Ms Jackson, who is appearing at the Herald’s Sustainability Summit next week said the iPhone-maker would now focus on ensuring its external suppliers minimise their emissions, in part through knowledge transfer.
“It’s really about our supply chain which is worldwide…because if we want to be carbon neutral we also need our customers to use clean energy when they charge our devices,” she said. “You’re talking about companies, some big, some small, some medium. Their primary business is not getting clean energy for their company, their primary business is to manufacture, produce, design. And so what we’re able to do is bring in engineers who say ‘Hey, let me show you how we did it at Apple’.”
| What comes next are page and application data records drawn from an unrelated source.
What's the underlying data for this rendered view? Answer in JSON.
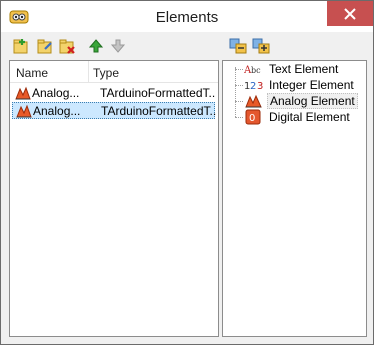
{
  "window": {
    "title": "Elements",
    "accent_close": "#c75050"
  },
  "toolbar": {
    "buttons": [
      "add-element-icon",
      "edit-element-icon",
      "delete-element-icon",
      "move-up-icon",
      "move-down-icon"
    ]
  },
  "list": {
    "columns": [
      "Name",
      "Type"
    ],
    "rows": [
      {
        "name": "Analog...",
        "type": "TArduinoFormattedT...",
        "selected": false
      },
      {
        "name": "Analog...",
        "type": "TArduinoFormattedT...",
        "selected": true
      }
    ]
  },
  "palette": {
    "toolbar_buttons": [
      "expand-all-icon",
      "collapse-all-icon"
    ],
    "items": [
      {
        "label": "Text Element",
        "icon": "text-element-icon"
      },
      {
        "label": "Integer Element",
        "icon": "integer-element-icon"
      },
      {
        "label": "Analog Element",
        "icon": "analog-element-icon",
        "selected": true
      },
      {
        "label": "Digital Element",
        "icon": "digital-element-icon"
      }
    ]
  }
}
Ms Jackson was the head of the United States’ Environmental Protection Agency under President Barack Obama and said while multinationals such as Apple were important in driving environmental change, governments also needed to play their part.
“We cannot solve climate change or any environmental problem on our own because business can lead, but without the benefit of government setting the standards we’re not going to be anywhere,” she said. “I think more and more what we’re seeing especially from some of our customers is they expect Apple to do the right thing and more than that to show others what’s possible.”
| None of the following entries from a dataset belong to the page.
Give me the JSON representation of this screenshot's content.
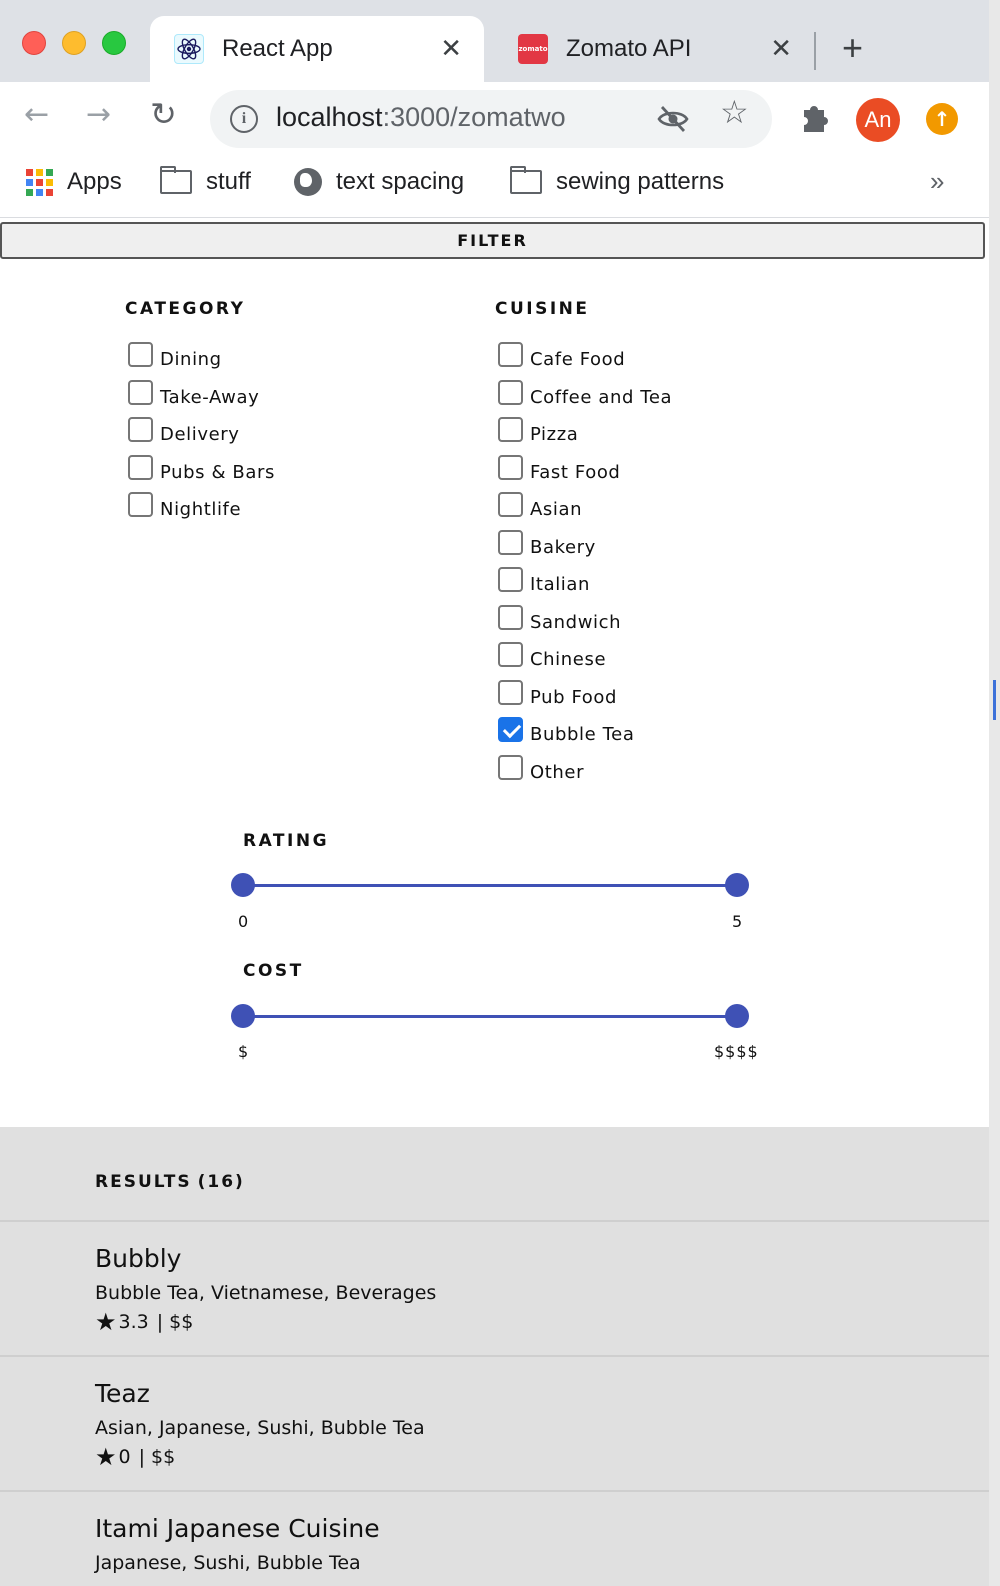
{
  "browser": {
    "tabs": [
      {
        "title": "React App",
        "favicon": "react-icon",
        "active": true
      },
      {
        "title": "Zomato API",
        "favicon": "zomato-icon",
        "favicon_text": "zomato",
        "active": false
      }
    ],
    "url": {
      "host": "localhost",
      "rest": ":3000/zomatwo"
    },
    "avatar_initials": "An",
    "bookmarks": [
      {
        "label": "Apps",
        "icon": "apps-grid-icon"
      },
      {
        "label": "stuff",
        "icon": "folder-icon"
      },
      {
        "label": "text spacing",
        "icon": "globe-icon"
      },
      {
        "label": "sewing patterns",
        "icon": "folder-icon"
      }
    ],
    "bookmarks_more": "»",
    "colors": {
      "tabstrip": "#dee1e6",
      "avatar": "#ea4c24",
      "update": "#f29900"
    }
  },
  "filter": {
    "button_label": "FILTER",
    "category": {
      "title": "CATEGORY",
      "items": [
        {
          "label": "Dining",
          "checked": false
        },
        {
          "label": "Take-Away",
          "checked": false
        },
        {
          "label": "Delivery",
          "checked": false
        },
        {
          "label": "Pubs & Bars",
          "checked": false
        },
        {
          "label": "Nightlife",
          "checked": false
        }
      ]
    },
    "cuisine": {
      "title": "CUISINE",
      "items": [
        {
          "label": "Cafe Food",
          "checked": false
        },
        {
          "label": "Coffee and Tea",
          "checked": false
        },
        {
          "label": "Pizza",
          "checked": false
        },
        {
          "label": "Fast Food",
          "checked": false
        },
        {
          "label": "Asian",
          "checked": false
        },
        {
          "label": "Bakery",
          "checked": false
        },
        {
          "label": "Italian",
          "checked": false
        },
        {
          "label": "Sandwich",
          "checked": false
        },
        {
          "label": "Chinese",
          "checked": false
        },
        {
          "label": "Pub Food",
          "checked": false
        },
        {
          "label": "Bubble Tea",
          "checked": true
        },
        {
          "label": "Other",
          "checked": false
        }
      ]
    },
    "rating": {
      "title": "RATING",
      "min_label": "0",
      "max_label": "5",
      "min": 0,
      "max": 5,
      "low": 0,
      "high": 5
    },
    "cost": {
      "title": "COST",
      "min_label": "$",
      "max_label": "$$$$",
      "min": 1,
      "max": 4,
      "low": 1,
      "high": 4
    },
    "accent_color": "#3f51b5"
  },
  "results": {
    "title": "RESULTS",
    "count": "(16)",
    "items": [
      {
        "name": "Bubbly",
        "cuisines": "Bubble Tea, Vietnamese, Beverages",
        "rating": "3.3",
        "cost": "$$"
      },
      {
        "name": "Teaz",
        "cuisines": "Asian, Japanese, Sushi, Bubble Tea",
        "rating": "0",
        "cost": "$$"
      },
      {
        "name": "Itami Japanese Cuisine",
        "cuisines": "Japanese, Sushi, Bubble Tea",
        "rating": "",
        "cost": ""
      }
    ]
  }
}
She said companies do not need to choose between running a successful business and taking care of the planet.
“We’re starting to see companies that invest in sustainability having higher returns, it’s certainly something we see at Apple,” she said. “I definitely think that more and more businesses are realising that, looking at sustainability, looking at the environment as part of how they assess their company’s health is a really smart idea. It’s not just smart in the future, it’s smart right now.”
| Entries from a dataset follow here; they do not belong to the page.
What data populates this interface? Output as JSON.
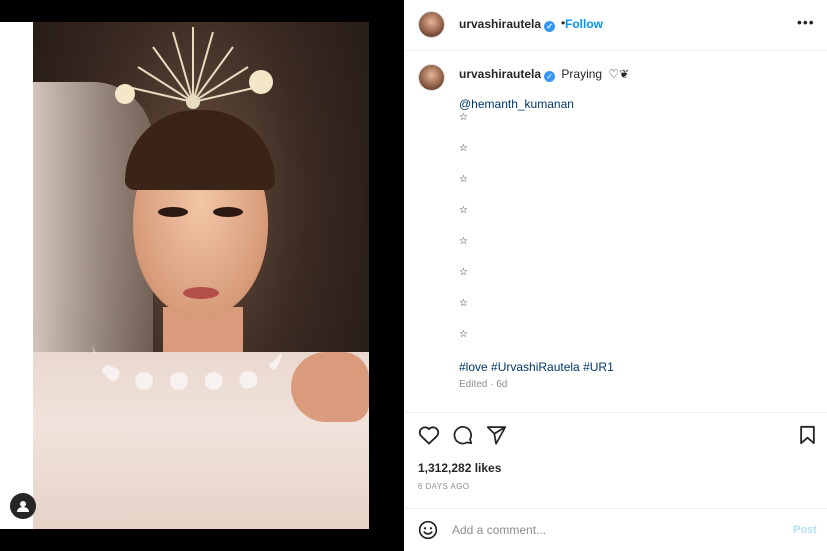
{
  "post": {
    "username": "urvashirautela",
    "follow_label": "Follow",
    "separator": "•",
    "more_icon": "more-options-icon",
    "caption_text": "Praying",
    "caption_emoji": "♡❦",
    "mention": "@hemanth_kumanan",
    "star_glyph": "☆",
    "star_count": 8,
    "hashtags": "#love #UrvashiRautela #UR1",
    "edited": "Edited · 6d",
    "likes": "1,312,282 likes",
    "date": "6 DAYS AGO",
    "comment_placeholder": "Add a comment...",
    "post_label": "Post"
  },
  "colors": {
    "link_blue": "#0095f6",
    "verified_blue": "#3897f0",
    "hashtag_blue": "#00376b",
    "muted": "#8e8e8e",
    "post_disabled": "#b2dffc"
  },
  "icons": [
    "heart-icon",
    "comment-icon",
    "share-icon",
    "bookmark-icon",
    "emoji-icon",
    "user-tag-icon",
    "verified-badge-icon"
  ]
}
Ms Jackson is speaking at the SMH Sustainability Summit on September 7.